  • “Where have my insecurities become an excuse to judge others, or to distance myself from a relationship or a community?”
  • “What would it mean to let go of my comfort and with Christ’s help let my heart be broken for someone else?”
  • “Can I admit that sometimes God feels distant or non-existent?”
  • “What does my desire for control or security reveal about me and how is it connected to trust in God?”
  • “How does my perception of myself as a victim excuse me from acting for positive change in the world?”
  • “How can times of worship become refuges from busy-ness, so we can focus on the One who matters?”
  • “What or who in the world, have I allowed to dictate my worth?”
  • “How can I let my critical theological learning become an avenue for encounter with God?”

These are just some of the questions that can draw us deeper. New venues of learning, where fresh ideas and questions cause shifts in our previous understandings of God and ourselves, are exactly the places where prayer belongs. Recognizing how each one’s story fits into The Story opens us to the spiritual practices of community, hospitality and humility.

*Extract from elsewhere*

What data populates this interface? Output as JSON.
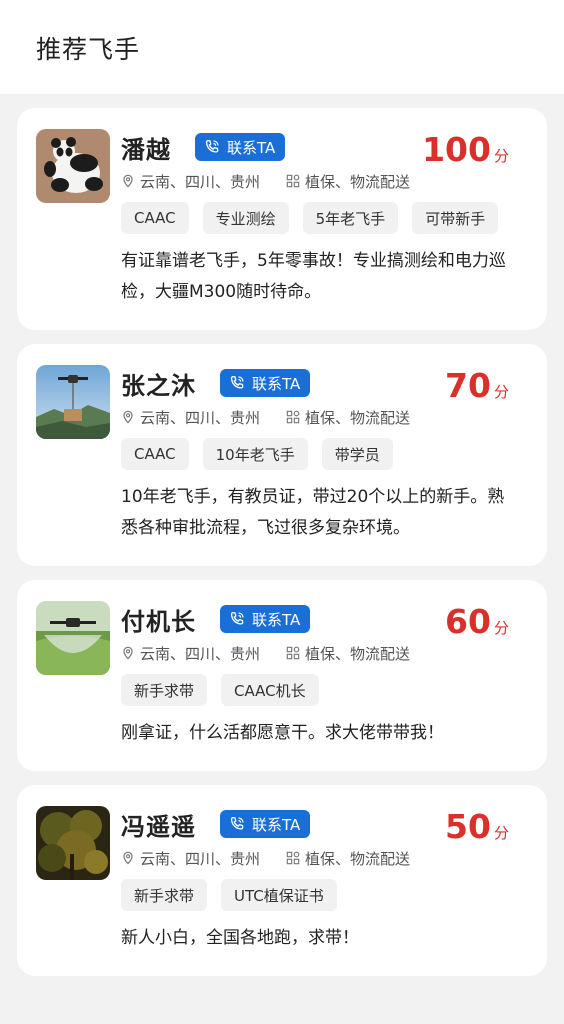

There is no end to the ways in which seminary study and spiritual formation can assist each other in supporting and emboldening those who choose to travel this road. May we engage the call with heart, soul, strength and mind!

Charmaine Chvala-Smith
Seminary Chaplain


Cynthia Gardner - Newsletter


Cynthia Gardner has taught middle and high school students and teachers in rural Missouri schools for 31 years. She holds a BA degree in English from Graceland University and an MAEd. from the University of Missouri. She is an elder in Community of Christ, leading the pastorate of the Columbia, Missouri congregation. 

I have wanted to be a seminarian for many years simply for the pleasure of reading, thinking, and engaging in meaty conversations. My less selfish goals include:

  • Learning to use scripture in a responsible, relevant, and engaging manner in worship planning.
  • Learning to better communicate the Good News and the Challenging News in order to motivate people.
  • Gaining knowledge needed to engage with religious leaders of many faiths in an informed manner.

After three weeks in my first course, Christian Theology, it appears that Community of Christ Seminary will help me to meet all of my goals. The reading and writing assignments have been challenging, and interactions with peers and Dr. Frizzell on the online platform have been as personal as possible in an online environment. The interface is well-organized and user-friendly. I am excited to be doing theology in this community. 


Know someone interested in considering seminary? Here are some resources to get started, with spiritual formation and theological education in mind:

Barreto, Eric D., ed.  Thinking Theologically.  Minneapolis: Fortress Press, 2015.  ISBN 978-1451483413

Chvala-Smith, Anthony J.  Understanding the Way, Revised edition, Independence, MO: Herald House, 2011.

Dawn, Marva.  Truly the Community: Romans 12 and How to Be the Church. Grand Rapids: Eerdmans, 1997.  ISBN: 978-0802844668

Groody, Daniel. G.  Globalization, Spirituality & Justice: Navigating a Path to Peace.  Maryknoll: Orbis, 2015.  ISBN 978-1626981508

Migliore, Daniel L. Faith Seeking Understanding: An Introduction to Christian Theology, 3rd edition, Grand Rapids: Eerdmans 2014. ISBN 978-080287185-5


Matt Frizzell, PhD
Dean, Community of Christ Seminary

Community of Christ Seminary
1401 W. Truman Road
Independence, MO 64050





Sharon Ward 
Assistant to the Dean, Admissions & Information